Paul Matthews:        Yeah, I can’t find a pixie dust dealer anywhere. What they’re expecting is if we send these people on this training course, they’ll come back fully operational because L&D has worked their magic and sprinkled pixie dust on them. And of course, we don’t have pixie dust left. Well, I don’t know of anybody anyway, so we’ve got to help those senior people understand that there’s more to changing behaviour than just putting people on a training course.

Kim Edwards:          Absolutely.

Paul Matthews:        And that’s the challenge in some ways that we have is, it’s changing that perception of what L&D is all about.

Kim Edwards:          Definitely. What’s next for you, Paul? You did once say you would never write a book again and now you have. So what does the future hold?

Paul Matthews:        I don’t always keep my word, do I? I’m actually working with an amazing woman from Austria called Dr Ina Weinbauer-Heidel who’s also written a book on learning transfer. She did a PhD on gathering the research, which actually goes back over 110 years, would you believe. Learning transfer is not new, and the academics have been looking at it for a long time, but there’s this mass of information and she distilled it out and came down with what she calls the 12 Levers of Learning Transfer.
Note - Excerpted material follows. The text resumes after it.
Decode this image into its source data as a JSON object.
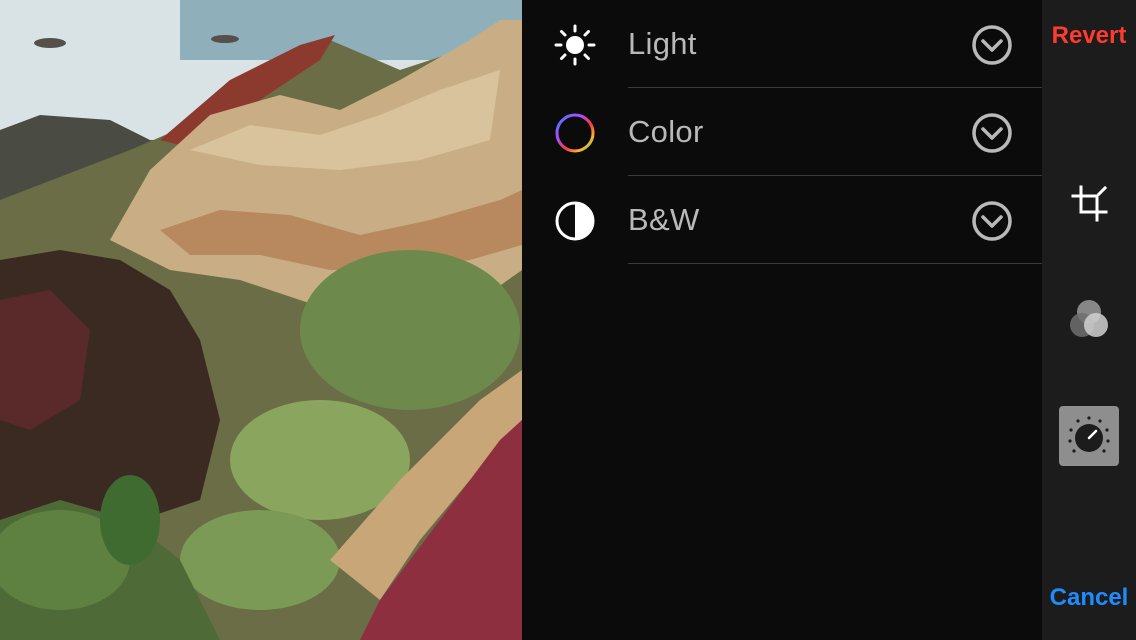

Paul Matthews:        One of the projects she and I are talking about is how we can look at those 12 levers, add in some of the strategic viewpoints that I have and that I’ve got on the book, and join the two models together in a way that then looks at that together with the learning maturity of an organization to give a very definite, “Okay, this is where you’re at, so here’s what you need to be thinking next about learning transfer.”

Kim Edwards:          Brilliant. Well, thank you very much for that overview. That’s really insightful and it truly sounds a very practical, useful book. All the best.

Paul Matthews:        Thank you very much.